* _PROMPT_:
Determine how many lines below contain the string "lasactf" and give that number without anything else.

[Data records for software interfaces]
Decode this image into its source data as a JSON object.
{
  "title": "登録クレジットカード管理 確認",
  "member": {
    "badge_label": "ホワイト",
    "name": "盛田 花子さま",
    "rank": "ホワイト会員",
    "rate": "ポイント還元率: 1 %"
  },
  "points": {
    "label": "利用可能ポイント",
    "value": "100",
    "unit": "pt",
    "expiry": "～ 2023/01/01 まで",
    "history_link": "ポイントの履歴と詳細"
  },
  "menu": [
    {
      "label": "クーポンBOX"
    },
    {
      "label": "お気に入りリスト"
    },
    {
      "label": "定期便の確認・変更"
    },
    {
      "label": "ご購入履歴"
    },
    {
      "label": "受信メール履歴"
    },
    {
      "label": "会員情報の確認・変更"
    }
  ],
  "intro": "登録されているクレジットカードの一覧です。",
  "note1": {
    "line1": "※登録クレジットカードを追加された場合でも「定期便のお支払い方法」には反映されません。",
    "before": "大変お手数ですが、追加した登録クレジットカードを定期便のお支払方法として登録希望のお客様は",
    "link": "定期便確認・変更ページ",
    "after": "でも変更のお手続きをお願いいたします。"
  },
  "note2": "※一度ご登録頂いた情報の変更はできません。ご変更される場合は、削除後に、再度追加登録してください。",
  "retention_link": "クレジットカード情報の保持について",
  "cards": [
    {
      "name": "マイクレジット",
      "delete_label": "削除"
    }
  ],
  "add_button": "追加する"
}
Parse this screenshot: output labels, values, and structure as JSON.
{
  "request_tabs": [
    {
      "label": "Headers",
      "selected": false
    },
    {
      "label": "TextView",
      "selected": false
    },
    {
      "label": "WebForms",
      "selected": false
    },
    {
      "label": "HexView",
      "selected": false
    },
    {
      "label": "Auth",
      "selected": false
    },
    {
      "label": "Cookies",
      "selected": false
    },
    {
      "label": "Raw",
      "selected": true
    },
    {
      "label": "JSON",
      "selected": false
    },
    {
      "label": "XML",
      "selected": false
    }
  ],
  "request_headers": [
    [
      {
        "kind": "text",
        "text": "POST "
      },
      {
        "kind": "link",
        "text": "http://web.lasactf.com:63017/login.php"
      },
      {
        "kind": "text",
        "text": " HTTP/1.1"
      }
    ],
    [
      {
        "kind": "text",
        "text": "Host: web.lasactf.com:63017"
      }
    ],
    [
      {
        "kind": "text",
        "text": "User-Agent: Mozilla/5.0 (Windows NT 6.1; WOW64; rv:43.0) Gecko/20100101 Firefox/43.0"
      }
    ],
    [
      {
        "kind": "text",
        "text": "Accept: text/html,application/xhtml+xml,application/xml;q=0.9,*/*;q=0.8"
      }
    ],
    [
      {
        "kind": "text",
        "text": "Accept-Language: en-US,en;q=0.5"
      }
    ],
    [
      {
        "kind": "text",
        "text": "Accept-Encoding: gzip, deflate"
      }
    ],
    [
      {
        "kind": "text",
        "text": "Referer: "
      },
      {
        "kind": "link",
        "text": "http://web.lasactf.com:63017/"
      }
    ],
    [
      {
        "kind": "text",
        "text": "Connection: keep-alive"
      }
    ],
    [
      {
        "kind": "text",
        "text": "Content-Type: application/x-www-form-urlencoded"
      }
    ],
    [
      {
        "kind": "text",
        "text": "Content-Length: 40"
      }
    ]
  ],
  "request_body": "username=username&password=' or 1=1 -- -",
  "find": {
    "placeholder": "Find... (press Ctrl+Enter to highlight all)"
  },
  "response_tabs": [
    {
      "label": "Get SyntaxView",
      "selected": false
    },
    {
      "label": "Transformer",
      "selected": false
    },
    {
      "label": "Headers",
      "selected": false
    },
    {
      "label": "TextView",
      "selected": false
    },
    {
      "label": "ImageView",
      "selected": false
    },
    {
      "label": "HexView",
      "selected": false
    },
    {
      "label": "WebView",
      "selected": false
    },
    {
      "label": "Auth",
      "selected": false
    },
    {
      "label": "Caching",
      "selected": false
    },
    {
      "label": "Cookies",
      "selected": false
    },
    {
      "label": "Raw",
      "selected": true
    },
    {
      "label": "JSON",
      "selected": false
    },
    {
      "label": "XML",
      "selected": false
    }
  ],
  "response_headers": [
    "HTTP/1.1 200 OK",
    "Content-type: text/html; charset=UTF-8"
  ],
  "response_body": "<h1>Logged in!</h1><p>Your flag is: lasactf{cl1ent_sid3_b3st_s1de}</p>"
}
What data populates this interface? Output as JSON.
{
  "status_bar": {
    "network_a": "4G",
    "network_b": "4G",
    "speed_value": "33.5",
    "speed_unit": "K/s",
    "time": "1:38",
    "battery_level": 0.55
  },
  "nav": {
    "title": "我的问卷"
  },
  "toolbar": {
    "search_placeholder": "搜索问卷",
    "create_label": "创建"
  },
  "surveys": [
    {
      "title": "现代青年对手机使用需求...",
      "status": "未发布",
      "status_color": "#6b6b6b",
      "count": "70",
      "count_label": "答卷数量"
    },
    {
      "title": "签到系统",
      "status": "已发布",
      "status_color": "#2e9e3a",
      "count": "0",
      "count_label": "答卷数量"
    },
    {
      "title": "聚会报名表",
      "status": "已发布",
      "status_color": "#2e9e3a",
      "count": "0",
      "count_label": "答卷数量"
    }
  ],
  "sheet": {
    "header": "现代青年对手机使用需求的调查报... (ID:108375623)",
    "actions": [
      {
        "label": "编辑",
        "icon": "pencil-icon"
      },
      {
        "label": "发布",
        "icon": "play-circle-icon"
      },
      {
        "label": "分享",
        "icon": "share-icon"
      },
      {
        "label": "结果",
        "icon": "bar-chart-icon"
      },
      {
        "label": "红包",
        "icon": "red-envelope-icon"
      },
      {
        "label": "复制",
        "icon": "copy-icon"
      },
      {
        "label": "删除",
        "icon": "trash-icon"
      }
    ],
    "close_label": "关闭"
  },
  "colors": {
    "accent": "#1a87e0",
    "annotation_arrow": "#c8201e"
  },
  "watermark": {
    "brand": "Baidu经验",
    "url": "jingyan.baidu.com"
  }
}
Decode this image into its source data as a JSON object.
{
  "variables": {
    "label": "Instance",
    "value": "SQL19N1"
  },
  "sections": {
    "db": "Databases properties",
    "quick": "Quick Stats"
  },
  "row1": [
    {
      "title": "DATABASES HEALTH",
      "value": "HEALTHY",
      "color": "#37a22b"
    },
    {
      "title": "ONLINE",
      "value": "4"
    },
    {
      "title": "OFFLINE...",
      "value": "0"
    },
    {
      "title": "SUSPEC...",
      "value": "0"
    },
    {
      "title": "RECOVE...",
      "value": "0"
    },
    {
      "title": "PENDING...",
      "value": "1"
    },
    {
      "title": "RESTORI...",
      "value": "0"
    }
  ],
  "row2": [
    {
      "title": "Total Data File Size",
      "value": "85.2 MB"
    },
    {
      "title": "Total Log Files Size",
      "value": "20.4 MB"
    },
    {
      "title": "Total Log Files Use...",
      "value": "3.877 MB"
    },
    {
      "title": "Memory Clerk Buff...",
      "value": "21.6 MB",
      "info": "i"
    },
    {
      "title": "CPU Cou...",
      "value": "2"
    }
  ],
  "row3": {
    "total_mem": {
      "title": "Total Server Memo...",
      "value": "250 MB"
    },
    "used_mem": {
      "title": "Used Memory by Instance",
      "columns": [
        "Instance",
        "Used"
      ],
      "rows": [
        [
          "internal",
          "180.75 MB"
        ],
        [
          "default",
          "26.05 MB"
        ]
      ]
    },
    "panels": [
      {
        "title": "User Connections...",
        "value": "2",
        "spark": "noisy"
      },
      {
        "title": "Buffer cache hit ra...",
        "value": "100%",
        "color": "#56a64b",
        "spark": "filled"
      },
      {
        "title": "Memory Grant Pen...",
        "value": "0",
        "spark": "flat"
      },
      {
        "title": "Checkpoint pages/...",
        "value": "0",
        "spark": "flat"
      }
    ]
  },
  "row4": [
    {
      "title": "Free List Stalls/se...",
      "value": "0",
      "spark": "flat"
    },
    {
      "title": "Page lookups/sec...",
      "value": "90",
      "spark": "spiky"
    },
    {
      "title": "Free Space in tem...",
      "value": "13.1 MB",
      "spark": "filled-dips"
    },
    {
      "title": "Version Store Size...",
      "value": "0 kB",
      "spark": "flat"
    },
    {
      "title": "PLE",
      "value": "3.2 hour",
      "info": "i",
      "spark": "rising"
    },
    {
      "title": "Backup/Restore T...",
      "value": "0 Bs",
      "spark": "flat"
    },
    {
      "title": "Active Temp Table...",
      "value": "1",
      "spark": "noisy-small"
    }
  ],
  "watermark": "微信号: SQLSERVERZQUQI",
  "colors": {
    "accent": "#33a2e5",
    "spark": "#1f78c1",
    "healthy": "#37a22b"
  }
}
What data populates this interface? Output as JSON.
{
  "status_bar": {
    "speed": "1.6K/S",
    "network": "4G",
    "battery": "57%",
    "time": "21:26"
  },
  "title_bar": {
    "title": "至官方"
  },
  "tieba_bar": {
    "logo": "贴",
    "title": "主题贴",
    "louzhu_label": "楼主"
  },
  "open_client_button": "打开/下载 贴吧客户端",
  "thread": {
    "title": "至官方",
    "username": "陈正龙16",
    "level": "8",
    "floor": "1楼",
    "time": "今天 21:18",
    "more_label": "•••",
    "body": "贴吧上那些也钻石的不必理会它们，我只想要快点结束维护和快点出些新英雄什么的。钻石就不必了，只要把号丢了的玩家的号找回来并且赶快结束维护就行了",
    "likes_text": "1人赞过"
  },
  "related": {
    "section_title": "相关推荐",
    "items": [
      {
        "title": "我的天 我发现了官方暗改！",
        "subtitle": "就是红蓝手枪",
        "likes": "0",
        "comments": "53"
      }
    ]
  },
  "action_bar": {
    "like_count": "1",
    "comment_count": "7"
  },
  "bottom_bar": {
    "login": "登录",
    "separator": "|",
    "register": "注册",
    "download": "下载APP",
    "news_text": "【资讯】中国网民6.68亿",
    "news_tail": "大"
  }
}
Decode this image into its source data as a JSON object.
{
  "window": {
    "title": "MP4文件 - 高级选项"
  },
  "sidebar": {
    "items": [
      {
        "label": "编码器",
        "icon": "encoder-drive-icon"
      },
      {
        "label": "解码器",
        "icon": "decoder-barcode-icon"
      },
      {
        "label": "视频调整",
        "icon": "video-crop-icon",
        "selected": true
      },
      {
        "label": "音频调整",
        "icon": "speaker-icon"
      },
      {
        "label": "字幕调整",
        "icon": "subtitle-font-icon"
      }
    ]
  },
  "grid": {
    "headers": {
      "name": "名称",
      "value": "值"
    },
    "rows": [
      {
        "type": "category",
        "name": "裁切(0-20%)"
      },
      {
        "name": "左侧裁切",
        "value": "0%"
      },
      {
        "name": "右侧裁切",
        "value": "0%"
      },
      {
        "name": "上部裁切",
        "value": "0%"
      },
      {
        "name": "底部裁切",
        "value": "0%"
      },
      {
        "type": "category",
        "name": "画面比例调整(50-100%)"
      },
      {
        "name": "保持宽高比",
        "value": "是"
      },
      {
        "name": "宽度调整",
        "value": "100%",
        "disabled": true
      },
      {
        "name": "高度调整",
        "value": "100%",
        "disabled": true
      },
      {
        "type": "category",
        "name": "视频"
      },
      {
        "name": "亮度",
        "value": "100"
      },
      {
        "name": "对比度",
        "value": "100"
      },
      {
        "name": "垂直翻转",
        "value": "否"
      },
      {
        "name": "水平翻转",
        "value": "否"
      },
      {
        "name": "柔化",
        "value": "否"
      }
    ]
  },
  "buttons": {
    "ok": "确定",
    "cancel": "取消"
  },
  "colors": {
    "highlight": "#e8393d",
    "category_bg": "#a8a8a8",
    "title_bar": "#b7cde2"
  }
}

* _SOLUTION BELOW_:
4